math,algebra,help
posted by Jasmine20 on .
Okay now i need explanation how to do these types of problems.
Directions: Divide
Problem:
(7x^5y^521x^4y^4+14x^3y^3)/(7x^3y^3)
Realize that you have 7x^3y^3 on the bottom. Now in order to get rid of that, you want to have the same thing in the top, multiplied by something else. That way, the 7x^3y^3 on the top and bottom will cross out, because any number over itself is 1. So, take out 7x^3y^3 from the numerator:
[7x^3y^3(x^2y^23xy+2)]/(7x^3y^3)
Now once you cross out the (7x^3y^3) from the fraction, you are left with x^2y^23xy+2. So, to factor this, you need the beginnings of the parentheses to be xy, so when you multiply xy times xy you will get x^2y^2.
(xy )(xy )
Now, you know that the ends of the parentheses must multiply to 2, so they will be 2 and 1, but we don't know if they are positive and negative yet.
(xy 2)(xy 1)
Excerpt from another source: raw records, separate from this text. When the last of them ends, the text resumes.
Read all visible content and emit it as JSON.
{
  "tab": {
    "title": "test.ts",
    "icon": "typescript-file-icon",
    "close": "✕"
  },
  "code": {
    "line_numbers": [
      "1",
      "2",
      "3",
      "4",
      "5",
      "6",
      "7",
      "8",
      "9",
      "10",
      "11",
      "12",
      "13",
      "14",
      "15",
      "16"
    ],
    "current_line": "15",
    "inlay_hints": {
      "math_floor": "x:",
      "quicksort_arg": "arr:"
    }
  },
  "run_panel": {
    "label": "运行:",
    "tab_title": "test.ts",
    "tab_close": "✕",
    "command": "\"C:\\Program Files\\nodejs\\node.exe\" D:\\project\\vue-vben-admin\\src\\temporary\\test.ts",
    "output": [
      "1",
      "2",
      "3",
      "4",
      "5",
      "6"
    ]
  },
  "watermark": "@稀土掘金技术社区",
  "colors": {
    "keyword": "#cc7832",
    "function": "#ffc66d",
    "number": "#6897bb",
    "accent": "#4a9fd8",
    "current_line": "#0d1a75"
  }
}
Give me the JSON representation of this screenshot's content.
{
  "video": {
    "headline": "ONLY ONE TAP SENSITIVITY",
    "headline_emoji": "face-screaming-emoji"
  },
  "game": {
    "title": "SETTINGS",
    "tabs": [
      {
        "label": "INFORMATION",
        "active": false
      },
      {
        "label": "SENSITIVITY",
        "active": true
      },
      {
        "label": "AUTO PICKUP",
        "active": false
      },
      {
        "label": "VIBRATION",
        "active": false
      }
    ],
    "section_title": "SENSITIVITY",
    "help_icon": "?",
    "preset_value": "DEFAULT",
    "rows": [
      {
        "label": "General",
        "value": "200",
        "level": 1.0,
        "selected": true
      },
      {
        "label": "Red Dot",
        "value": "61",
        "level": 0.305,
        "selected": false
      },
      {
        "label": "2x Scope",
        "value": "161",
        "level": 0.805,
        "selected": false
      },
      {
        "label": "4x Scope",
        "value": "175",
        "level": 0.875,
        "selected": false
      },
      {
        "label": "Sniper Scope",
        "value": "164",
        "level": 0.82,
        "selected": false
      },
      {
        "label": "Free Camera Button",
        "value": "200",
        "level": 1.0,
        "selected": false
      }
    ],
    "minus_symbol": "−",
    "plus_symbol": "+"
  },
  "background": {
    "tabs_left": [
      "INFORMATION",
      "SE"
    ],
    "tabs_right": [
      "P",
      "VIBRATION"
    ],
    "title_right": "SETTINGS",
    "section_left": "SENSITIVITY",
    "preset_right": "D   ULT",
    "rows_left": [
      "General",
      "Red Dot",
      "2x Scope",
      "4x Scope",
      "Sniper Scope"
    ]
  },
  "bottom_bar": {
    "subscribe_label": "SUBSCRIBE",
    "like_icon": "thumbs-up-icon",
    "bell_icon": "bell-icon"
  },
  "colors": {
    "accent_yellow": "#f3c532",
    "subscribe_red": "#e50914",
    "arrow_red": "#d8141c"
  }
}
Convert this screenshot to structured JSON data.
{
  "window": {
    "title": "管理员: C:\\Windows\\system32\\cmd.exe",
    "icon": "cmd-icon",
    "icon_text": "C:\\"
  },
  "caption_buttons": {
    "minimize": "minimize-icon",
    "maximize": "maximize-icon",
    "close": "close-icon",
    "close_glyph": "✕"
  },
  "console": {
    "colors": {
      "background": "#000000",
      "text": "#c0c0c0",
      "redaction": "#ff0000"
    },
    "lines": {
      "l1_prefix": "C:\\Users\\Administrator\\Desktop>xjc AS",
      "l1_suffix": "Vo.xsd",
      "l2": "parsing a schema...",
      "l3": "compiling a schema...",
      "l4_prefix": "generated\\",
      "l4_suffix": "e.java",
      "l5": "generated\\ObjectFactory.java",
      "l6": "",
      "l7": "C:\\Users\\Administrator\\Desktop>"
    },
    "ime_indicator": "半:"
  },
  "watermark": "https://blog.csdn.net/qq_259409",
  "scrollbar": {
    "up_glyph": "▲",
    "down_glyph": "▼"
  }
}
Now, you want the outer terms multiplied plus the inner terms multiplied to equal negative 3. So, if the 2 and 1 were positive, we'd end up with +3 and we want 3, so we know the signs inside must be negative:
(xy2)(xy1)
where did you get:
[7x^3y^3(x^2y^23xy+2)]/(7x^3y^3
the 3xy+2
I took out 7x^3y^3 from everything in the numerator. So, from the 7x^5y^5, I took out 7x^3y^3 and separated it from x^2y^2, because if you multiply those 2, you will end up with the original 7x^5y^5. I did the same for 21x^4y^4. If you remove from that 7x^3y^3 (basically, what will you multiply by 7x^3y^3 to get back to 21x^4y^4?), you will get 3xy. For the last part, 7x^3y^3 times 2 is the original, 14x^3y^3. Wow, that sounds way more confusing than it is. If you ask your teacher to show you it is much easier written and pointed out than me trying to explain it on here.

3y divided by 7